Dummy coding of linear regression, intercept and constraint

Let the following multilevel problem, where we try to predict the credit card balance of individuals $$y_i$$:

$$x_{i 1}= \begin{cases}1 & \text { if } i \text { th person is from the South } \\ 0 & \text { if } i \text { th person is not from the South },\end{cases}$$

and the second should be

$$x_{i 2}= \begin{cases}1 & \text { if } i \text { th person is from the West } \\ 0 & \text { if } i \text { th person is not from the West. }\end{cases}$$

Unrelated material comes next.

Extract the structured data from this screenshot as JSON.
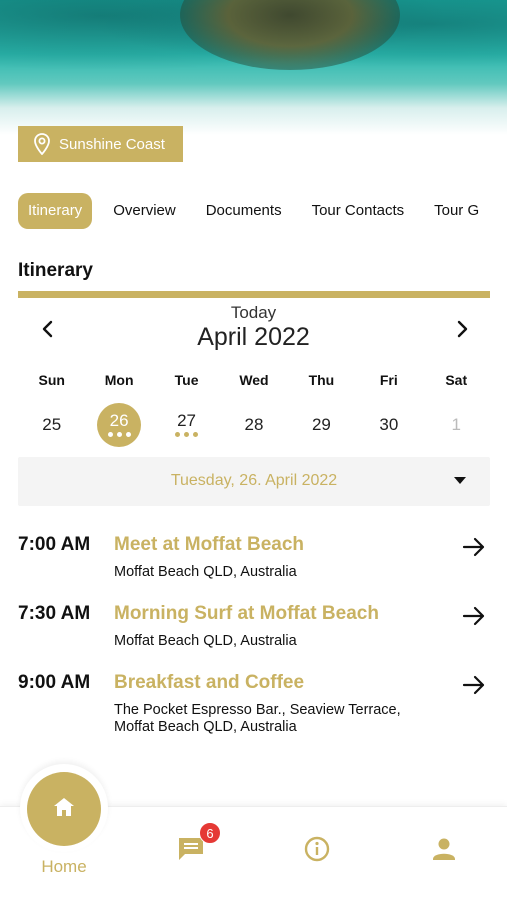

Then both of these variables can be used in the regression equation, in order to obtain the model $$y_i=\beta_0+\beta_1 x_{i 1}+\beta_2 x_{i 2}+\epsilon_i= \begin{cases}\beta_0+\beta_1+\epsilon_i & \text { if } i \text { th person is from the South } \\ \beta_0+\beta_2+\epsilon_i & \text { if } i \text { th person is from the West } \\ \beta_0+\epsilon_i & \text { if } i \text { th person is from the East. }\end{cases}$$

My problem now is to solve by linear regression under the problem that adding the intercept will add a lot of colinearity between the column vectors. One solution is to add one constraint:

$$\beta_0 + \beta_1 + \beta_2 = 0$$

And use restricted least square. But what is the interpretation of adding this constraint ? (Outside of the technical reason) I suppose that we cannot say anymore that $$\beta_0$$ can be interpreted as the average credit card balance for individuals from the east

$$y_i=\beta_0+\beta_1 x_{i 1}+\beta_2 x_{i 2}+\epsilon_i= \begin{cases}-\beta_2+\epsilon_i & \text { if } i \text { th person is from the South } \\ -\beta_1+\epsilon_i & \text { if } i \text { th person is from the West } \\ -\beta_1 - \beta_2+\epsilon_i & \text { if } i \text { th person is from the East. }\end{cases}$$

If you use a single column for each dummy variable, this wouldn't induce collinearity. Collinearity arises when for $$n$$ categories you use precisely $$n$$ columns (one-hot way) so that sum of these columns produces a column of ones, which is a multiple of intercept column. In your case there would be combinations like
0 1

Also note that imposing constraint $$\beta_0 + \beta_1 + \beta_2 = 0$$ and substituting for $$\beta_0$$ in the regression formula produces $$y_i = \beta_1(x_{i1} - 1) + \beta_2(x_{i2} - 1) + \epsilon_i$$ which amounts to re-coding categories as 0 and -1 and dropping intercept term.